Throughout the post-GFC era, the level of real interest rates has been a telling barometer of accommodation. With still accommodative policy keeping a lid on nominal interest rates – for now – the current bout of inflation has kept real rates deep in negative territory. We doubt this can last, and over the past few weeks alone the real yield on the 10-year Treasury has risen from -1.21% to -0.94%.
Nominal and Real Yield on the 10-year U.S. Treasury
Source: Bloomberg, as of 29 October 2021
When given a choice, the Fed has tended err on the side of dovishness. If it holds true to its “guided” pace of measured rate hikes in the face of inflation remaining well above its 2.0% target, nominal rates could continue their march higher, pulling real rates toward positive territory. But if the Fed pivots and raises rates more aggressively than anticipated – tamping down on inflation in the process – real rates would also probably increase as inflation would be less of a scourge. In either case, real rates are likely to rise, which would have meaningful consequences on financial assets as they all could come under pressure. Not only would this act as a headwind for returns across financial markets, but it would also increase the correlation between stocks and bonds, thus reducing the benefits of diversification.
A third scenario is the Fed stands pat as inflation reverts to a lower level.

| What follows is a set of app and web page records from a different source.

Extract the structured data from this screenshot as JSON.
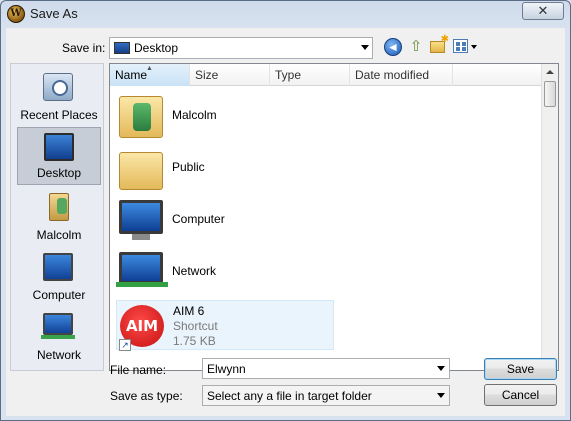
{
  "window": {
    "title": "Save As",
    "app_icon": "W",
    "close_symbol": "✕"
  },
  "toolbar": {
    "save_in_label": "Save in:",
    "save_in_value": "Desktop",
    "icons": [
      "back-arrow-icon",
      "up-folder-icon",
      "new-folder-icon",
      "views-menu-icon"
    ]
  },
  "places": [
    {
      "label": "Recent Places",
      "icon": "recent-places-icon"
    },
    {
      "label": "Desktop",
      "icon": "desktop-icon",
      "selected": true
    },
    {
      "label": "Malcolm",
      "icon": "user-folder-icon"
    },
    {
      "label": "Computer",
      "icon": "computer-icon"
    },
    {
      "label": "Network",
      "icon": "network-icon"
    }
  ],
  "file_list": {
    "columns": [
      "Name",
      "Size",
      "Type",
      "Date modified"
    ],
    "sorted_by": "Name",
    "items": [
      {
        "name": "Malcolm",
        "icon": "user-folder-icon"
      },
      {
        "name": "Public",
        "icon": "folder-icon"
      },
      {
        "name": "Computer",
        "icon": "computer-icon"
      },
      {
        "name": "Network",
        "icon": "network-icon"
      },
      {
        "name": "AIM 6",
        "type": "Shortcut",
        "size": "1.75 KB",
        "icon": "aim-icon",
        "icon_text": "AIM",
        "shortcut_symbol": "↗"
      }
    ]
  },
  "form": {
    "file_name_label": "File name:",
    "file_name_value": "Elwynn",
    "save_as_type_label": "Save as type:",
    "save_as_type_value": "Select any a file in target folder"
  },
  "buttons": {
    "save": "Save",
    "cancel": "Cancel"
  },
  "colors": {
    "selection_bg": "#c7cdd6",
    "window_frame": "#d9e3ef",
    "aim_red": "#d81616"
  }
}
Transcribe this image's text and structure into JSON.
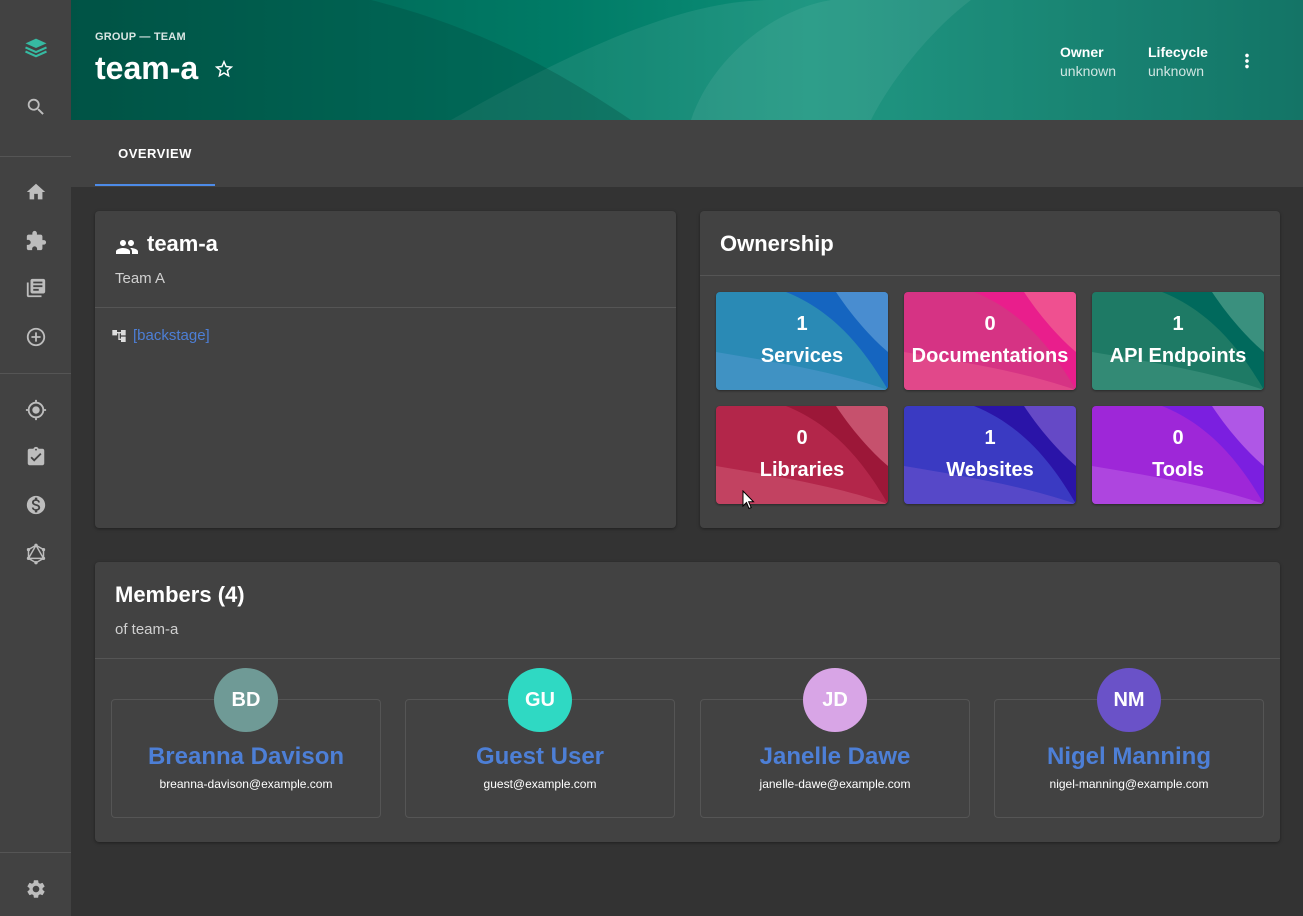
{
  "sidebar": {
    "items": [
      {
        "name": "logo",
        "icon": "backstage-logo-icon"
      },
      {
        "name": "search",
        "icon": "search-icon"
      },
      {
        "name": "home",
        "icon": "home-icon"
      },
      {
        "name": "apis",
        "icon": "puzzle-icon"
      },
      {
        "name": "docs",
        "icon": "library-icon"
      },
      {
        "name": "create",
        "icon": "add-circle-icon"
      },
      {
        "name": "tech-radar",
        "icon": "radar-icon"
      },
      {
        "name": "tasks",
        "icon": "assignment-icon"
      },
      {
        "name": "cost",
        "icon": "money-icon"
      },
      {
        "name": "graphiql",
        "icon": "graphql-icon"
      },
      {
        "name": "settings",
        "icon": "gear-icon"
      }
    ]
  },
  "header": {
    "kind": "GROUP — TEAM",
    "title": "team-a",
    "owner_label": "Owner",
    "owner_value": "unknown",
    "lifecycle_label": "Lifecycle",
    "lifecycle_value": "unknown"
  },
  "tabs": [
    {
      "label": "OVERVIEW",
      "active": true
    }
  ],
  "profile_card": {
    "title": "team-a",
    "subtitle": "Team A",
    "parent_link": "[backstage]"
  },
  "ownership": {
    "title": "Ownership",
    "tiles": [
      {
        "count": "1",
        "kind": "Services",
        "colors": [
          "#2a8ab5",
          "#1565c0",
          "#5b9bd5"
        ]
      },
      {
        "count": "0",
        "kind": "Documentations",
        "colors": [
          "#d63384",
          "#e91e8c",
          "#f06292"
        ]
      },
      {
        "count": "1",
        "kind": "API Endpoints",
        "colors": [
          "#1e7a65",
          "#00695c",
          "#4e9e8a"
        ]
      },
      {
        "count": "0",
        "kind": "Libraries",
        "colors": [
          "#b3264a",
          "#9c1738",
          "#d4657f"
        ]
      },
      {
        "count": "1",
        "kind": "Websites",
        "colors": [
          "#3a3ac2",
          "#2a14a8",
          "#7a5bd0"
        ]
      },
      {
        "count": "0",
        "kind": "Tools",
        "colors": [
          "#9e27d8",
          "#7b1fe0",
          "#c06be8"
        ]
      }
    ]
  },
  "members": {
    "title": "Members (4)",
    "subtitle": "of team-a",
    "list": [
      {
        "initials": "BD",
        "name": "Breanna Davison",
        "email": "breanna-davison@example.com",
        "color": "#6f9a96"
      },
      {
        "initials": "GU",
        "name": "Guest User",
        "email": "guest@example.com",
        "color": "#2fd9c3"
      },
      {
        "initials": "JD",
        "name": "Janelle Dawe",
        "email": "janelle-dawe@example.com",
        "color": "#d8a5e6"
      },
      {
        "initials": "NM",
        "name": "Nigel Manning",
        "email": "nigel-manning@example.com",
        "color": "#6a52c8"
      }
    ]
  }
}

This stasis, whether driven by slowing demand or the resolution of supply-chain issues, could result in real rates staying negative, thus buying more time for the economy to heal.